Difference Between Algae and Plants

Algae vs Plants

Although the meanings and sounds of the words plant and algae are different, some people still find difficult to differentiate those two apart. Therefore, some simple but interesting information would be helpful to differentiate plants and algae according to the basic characteristics. However, both plants and algae are ecologically similar in the ecosystem, and they independently produce their own food being autotrophs. Despite the similarities, the prevailing differences between plants and algae are discussed in this article.


Algae are eukaryotic autotrophs with either unicellular or multicellular forms. Algae are simple life forms that play a great role in the energy circulation throughout the world. Algae being simple, there are no specialised organs and cells. In fact, the tissues found in algae are not considered as true plant tissues. The forms of algae could be of mainly three types known as Unicellular, Thallus, or Filamentous. They are mostly found in the aquatic ecosystems, and the number of terrestrial algal species is low. They could be either sessile or free-floating in the aquatic environment. When they are sessile, the whole body is connected to the substrate through the structure called Hold Fast or Rhizoid. Algae do not absorb nutrients from the substrate through the hold fast, but they are autotrophs. Collectively, they produce the largest amount of food through photosynthesis. Their photosynthetic pigments are chlorophyll, carotenoid, and phycobilin. Algae are a tremendously diverse group with innumerable number of species. One good example to imagine their diversity is that there are over 320,500 specimens of different species collected in the US National Herbarium. Their great diversity is justifiable with their long, long history that goes about a couple of billion years from toady.


Plants could be simply defined taxonomically by describing as members of the Kingdom: Plantae. Plants are highly adapted to capture sunlight and absorb nutrients from the ground. The tissues in the plants are true plant tissues with a high degree of specialization to certain functions, and that implies plants are complex organisms. The majority of the plants are found in the terrestrial ecosystem using those specializations. Except for very few species, plants are sessile with a highly developed system of roots to attach to the substrate. The roots of plants are not only attached to the ground but also absorb nutrients and water from the soil. Those absorbed contents travel through a system of channels called xylem and phloem to perform their functions. Photosynthesis is one of the major functions of plants, which produces the food for animals. Chlorophyll and carotenoid are the most common photosynthetic pigments used to capture sunlight in plants. However, the body form of plants contains mainly three major structures known as Leaves, Roots, and Trunk. Additionally, plants could never be unicellular but always eukaryotic multicellular. There are about 315,000 species of plants extant on the Earth, which is a great diversity; most of those (about 290,000 species) are flowering plants. The earliest plant fossil has been studied, and age is found to be more than 450 million years.

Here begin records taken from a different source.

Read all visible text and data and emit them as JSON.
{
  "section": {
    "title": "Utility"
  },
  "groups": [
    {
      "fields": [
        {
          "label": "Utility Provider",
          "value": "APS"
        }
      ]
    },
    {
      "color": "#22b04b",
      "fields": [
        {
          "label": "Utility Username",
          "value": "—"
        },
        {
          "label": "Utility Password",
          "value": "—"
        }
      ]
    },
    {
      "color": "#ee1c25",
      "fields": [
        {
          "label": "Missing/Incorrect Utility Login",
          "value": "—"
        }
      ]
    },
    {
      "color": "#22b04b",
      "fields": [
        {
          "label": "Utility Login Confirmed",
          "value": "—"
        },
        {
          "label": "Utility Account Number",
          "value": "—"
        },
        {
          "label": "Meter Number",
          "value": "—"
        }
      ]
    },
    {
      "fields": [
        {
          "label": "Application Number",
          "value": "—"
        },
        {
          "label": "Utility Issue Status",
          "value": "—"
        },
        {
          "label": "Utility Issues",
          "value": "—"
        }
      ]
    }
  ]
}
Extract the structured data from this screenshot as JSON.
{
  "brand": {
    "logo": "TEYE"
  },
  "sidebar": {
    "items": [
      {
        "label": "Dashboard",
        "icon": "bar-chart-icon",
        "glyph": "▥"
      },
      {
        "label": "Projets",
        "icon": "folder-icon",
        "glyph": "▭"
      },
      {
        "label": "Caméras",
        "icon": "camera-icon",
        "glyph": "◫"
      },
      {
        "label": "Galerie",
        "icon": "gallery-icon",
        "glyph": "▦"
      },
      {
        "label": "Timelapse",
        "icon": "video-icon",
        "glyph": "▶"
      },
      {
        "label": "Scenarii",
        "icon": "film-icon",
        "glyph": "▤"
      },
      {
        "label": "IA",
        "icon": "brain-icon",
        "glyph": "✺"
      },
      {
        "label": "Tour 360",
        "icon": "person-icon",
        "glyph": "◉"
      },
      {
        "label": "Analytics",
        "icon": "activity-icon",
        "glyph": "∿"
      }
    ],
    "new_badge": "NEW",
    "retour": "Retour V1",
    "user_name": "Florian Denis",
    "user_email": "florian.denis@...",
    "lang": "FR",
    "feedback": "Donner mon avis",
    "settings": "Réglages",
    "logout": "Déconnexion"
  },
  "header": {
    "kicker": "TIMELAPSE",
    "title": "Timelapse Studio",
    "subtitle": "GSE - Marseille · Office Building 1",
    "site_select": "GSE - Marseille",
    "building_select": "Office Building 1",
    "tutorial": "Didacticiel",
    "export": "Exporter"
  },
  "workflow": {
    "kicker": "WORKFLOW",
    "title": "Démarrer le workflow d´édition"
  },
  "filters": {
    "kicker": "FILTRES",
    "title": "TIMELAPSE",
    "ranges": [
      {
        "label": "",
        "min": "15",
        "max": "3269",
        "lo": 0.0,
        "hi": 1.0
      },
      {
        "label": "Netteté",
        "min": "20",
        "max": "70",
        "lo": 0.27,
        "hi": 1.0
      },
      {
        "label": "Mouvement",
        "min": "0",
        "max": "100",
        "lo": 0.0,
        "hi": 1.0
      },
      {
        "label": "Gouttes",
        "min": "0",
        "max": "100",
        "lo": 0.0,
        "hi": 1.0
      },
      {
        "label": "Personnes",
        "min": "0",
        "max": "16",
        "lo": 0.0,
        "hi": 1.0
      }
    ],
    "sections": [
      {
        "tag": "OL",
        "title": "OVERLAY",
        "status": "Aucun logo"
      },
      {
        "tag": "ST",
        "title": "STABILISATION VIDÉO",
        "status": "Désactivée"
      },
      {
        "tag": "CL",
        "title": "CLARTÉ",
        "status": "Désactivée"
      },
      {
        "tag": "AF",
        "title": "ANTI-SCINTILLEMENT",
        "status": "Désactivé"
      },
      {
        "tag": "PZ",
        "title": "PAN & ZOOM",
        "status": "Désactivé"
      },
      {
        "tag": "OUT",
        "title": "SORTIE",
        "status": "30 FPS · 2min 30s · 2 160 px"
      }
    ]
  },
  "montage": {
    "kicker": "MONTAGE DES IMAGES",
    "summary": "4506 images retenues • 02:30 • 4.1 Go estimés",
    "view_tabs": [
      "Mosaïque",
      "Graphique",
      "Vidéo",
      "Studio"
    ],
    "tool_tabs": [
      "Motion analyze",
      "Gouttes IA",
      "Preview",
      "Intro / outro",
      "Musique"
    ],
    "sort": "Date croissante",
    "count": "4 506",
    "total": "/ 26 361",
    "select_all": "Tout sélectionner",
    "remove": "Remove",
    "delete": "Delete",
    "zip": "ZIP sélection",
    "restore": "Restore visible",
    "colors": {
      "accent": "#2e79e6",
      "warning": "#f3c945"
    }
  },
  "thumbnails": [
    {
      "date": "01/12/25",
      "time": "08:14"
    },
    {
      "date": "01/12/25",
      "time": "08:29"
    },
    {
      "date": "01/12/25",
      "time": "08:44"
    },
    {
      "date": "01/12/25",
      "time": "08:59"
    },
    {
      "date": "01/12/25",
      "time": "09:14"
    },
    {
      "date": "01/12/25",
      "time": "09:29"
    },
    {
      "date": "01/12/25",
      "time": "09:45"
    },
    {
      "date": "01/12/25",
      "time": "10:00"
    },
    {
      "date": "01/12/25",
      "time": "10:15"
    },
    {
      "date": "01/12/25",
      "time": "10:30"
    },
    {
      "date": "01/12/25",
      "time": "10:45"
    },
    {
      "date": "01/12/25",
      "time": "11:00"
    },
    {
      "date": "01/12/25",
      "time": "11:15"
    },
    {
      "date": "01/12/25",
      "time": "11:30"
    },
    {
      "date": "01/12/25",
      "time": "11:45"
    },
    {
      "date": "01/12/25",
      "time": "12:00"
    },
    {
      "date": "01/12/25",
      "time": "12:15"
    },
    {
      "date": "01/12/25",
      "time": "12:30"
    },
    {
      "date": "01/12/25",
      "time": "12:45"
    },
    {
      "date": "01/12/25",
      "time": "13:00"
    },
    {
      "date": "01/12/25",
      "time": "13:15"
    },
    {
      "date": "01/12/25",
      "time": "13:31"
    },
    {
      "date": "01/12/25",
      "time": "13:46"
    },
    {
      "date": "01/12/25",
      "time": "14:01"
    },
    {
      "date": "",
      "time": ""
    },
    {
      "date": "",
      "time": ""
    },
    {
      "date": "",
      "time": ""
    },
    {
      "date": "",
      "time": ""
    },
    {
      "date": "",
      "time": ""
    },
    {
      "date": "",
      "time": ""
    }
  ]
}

What is the difference between Algae and Plant?

• Algae could be unicellular or multicellular while plants are always multicellular.

• Plants have true tissues but not in algae.

• Algae could be unicellular, filamentous, or thallus in their structure whereas plants always have roots connected to a trunk that extends leaves.

• Plants are mostly sessile while algae are mostly free-floating.

• Plants have roots to attach to the substrate and to absorb water and nutrients, whereas algae have root-like hold fast or rhizoid only to attach but not to absorb anything.

• Plants are mostly terrestrial while algae are mostly aquatic.

• Chlorophyll and carotenoid are the photosynthetic pigments present in plants while algae have phycobilin in addition.